Becoming Dr. Ruth is a cute little show about a cute little lady. A one-woman show about Ruth Westheimer, the world’s most famous “German-French-Israeli-American” TV sex therapist, Becoming Dr. Ruth isn’t dramatically rich, even though it recounts the often frightening events of Dr. Ruth’s early life. But thanks in part to Jane Ridley’s charming performance, it’s a nice way to spend 90 minutes, and it lets the audience know that there’s a lot more to Dr. Ruth than just a funny accent and a sly sense of humor.
Mark St. Germain’s play is set in Dr. Ruth’s Manhattan apartment – the inviting set is by Andrew Thompson – on a day that she’s packing to move for the first time in three decades. Seeing the audience surrounding her – “I am so glad you are here!” she tells them, nicely breaking the fourth wall – she regales them with the story of her life. And while she eventually gets around to her improbable rise to fame as a radio and TV host in the 1980s (and even lets her dispense a little sex advice), that’s not the focus of Becoming Dr. Ruth. Instead she focuses on her early years: born in Frankfurt in 1928, she barely escaped the Holocaust (though her parents were not so lucky). After the war she emigrated to Israel, she taught kindergarten while moonlighting as an assassin in the War of Independence. By age 28 she made her way to New York, where she learned English reading True Confessions” magazine and eventually earned a doctorate. After observing widespread ignorance about sexual diseases and behavior, she became a sex therapist in order to educate and help others.
Becoming Dr. Ruth is episodic in its structure; her stories about surviving World War II are interspersed with cute anecdotes – about meeting Bill Clinton, or about her childhood obsession with Shirley Temple. The choppiness dilutes the stories’ impact, but it makes even the most harrowing stories go down rather easily. There’s also little sense of conflict or dramatic progression; a scene where she has an argument on the phone with her daughter doesn’t seem remotely convincing. But Dr. Ruth does come across as a genuine and complex person, and it’s easy to sympathize with everything she goes through.
The wraparound seating used at the Independence Studio fosters a sense of intimacy, and Jere Lee Hodgin’s direction accentuates that sense by having her move into the audience at one point.

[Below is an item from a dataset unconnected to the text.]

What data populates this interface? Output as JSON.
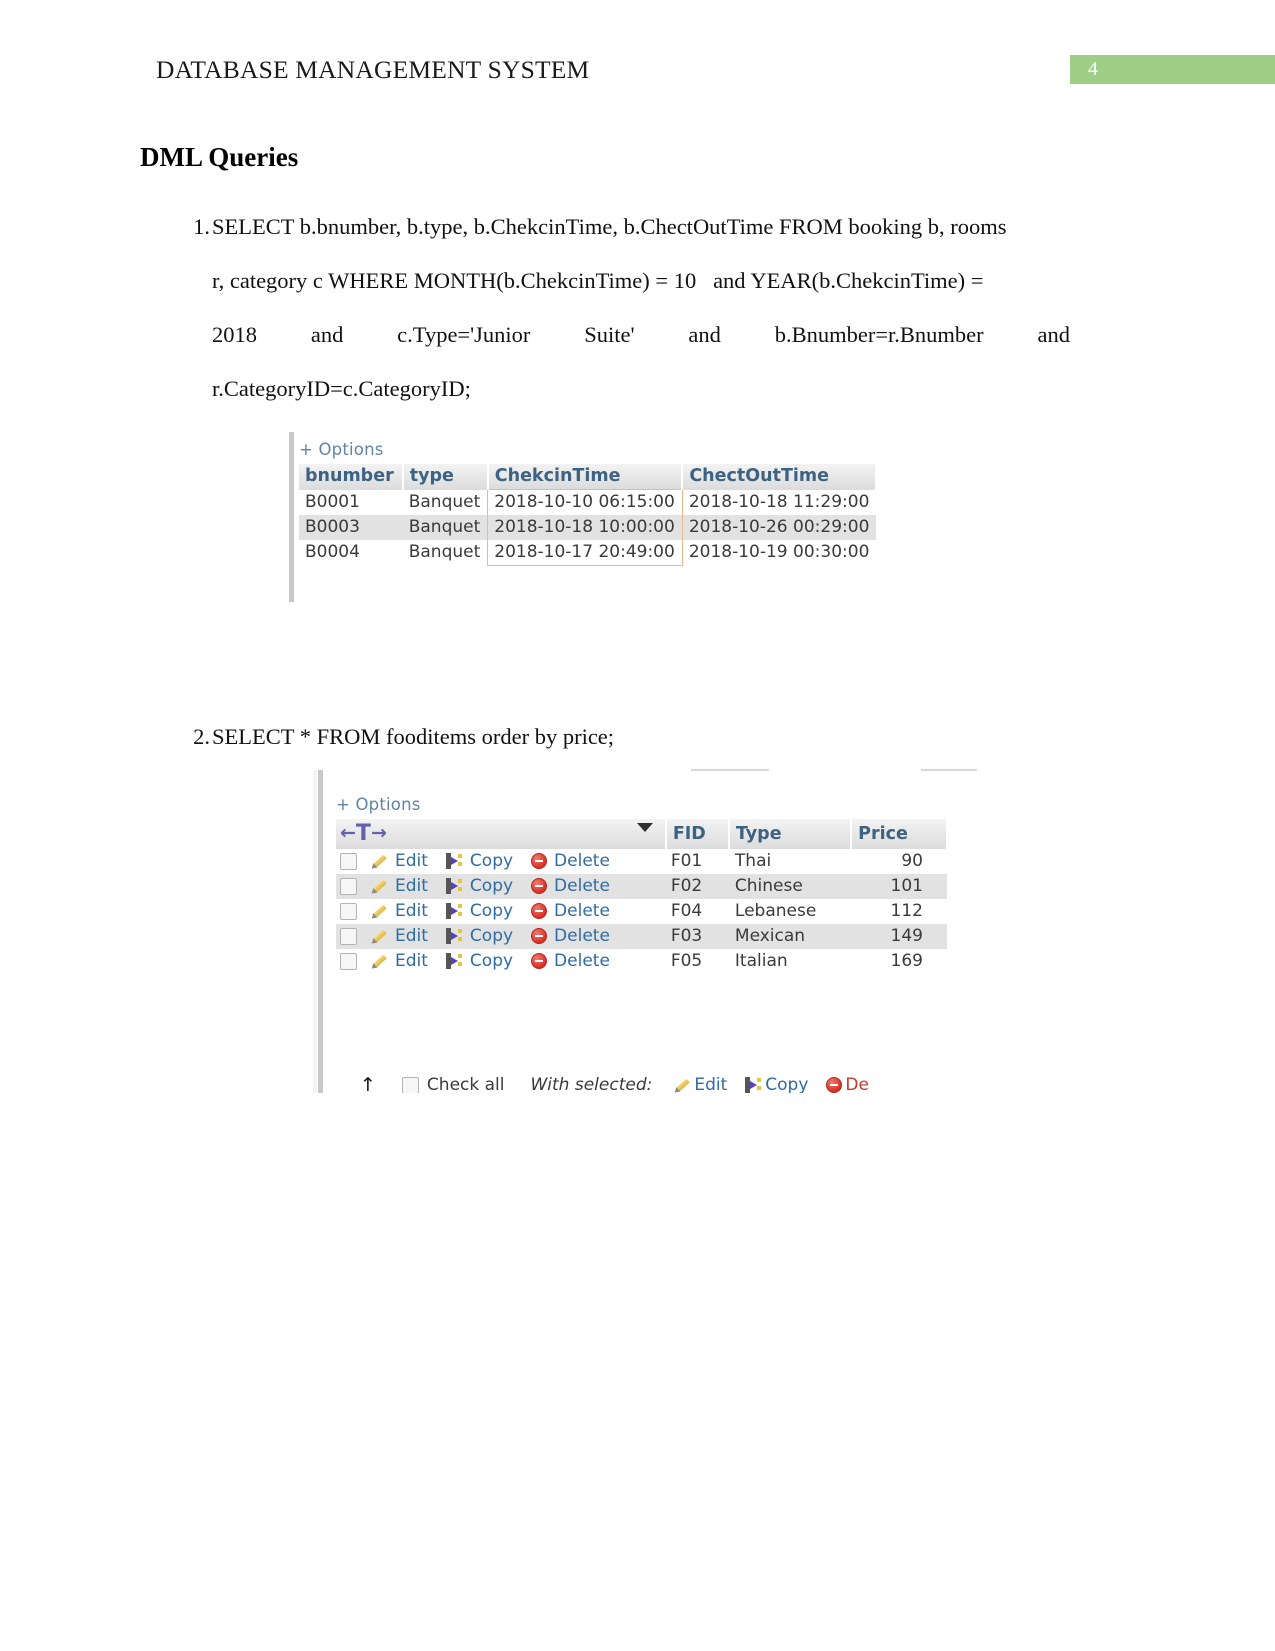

In the title role, Jane Ridley is sparkling as she captures different aspects of Dr. Ruth’s personality: she’s scatterbrained one moment, then quoting Hannah Arendt the next. And on the night I attended, Ridley showed just how tough she was, without stepping out of character, when a cell phone in the audience went off during the play’s most sensitive moment – the moment when she discusses the death of Fred Westheimer, Dr. Ruth’s husband of 36 years. Looking shocked and hurt, Ridley simply paused, stared down the offender and said, “I’ll tell you about Fred after you turn it off.”
There were no more interruptions. The audience learned its lesson: You don’t mess with Dr. Ruth.
Running Time: 90 minutes, with no intermission.
Becoming Dr. Ruth plays through December 27, 2015 in the Independence Studio on 3 at the Walnut Street Theatre – 825 Walnut Street, in Philadelphia, PA. For tickets, call the box office at (800) 982-2787, or purchase them online.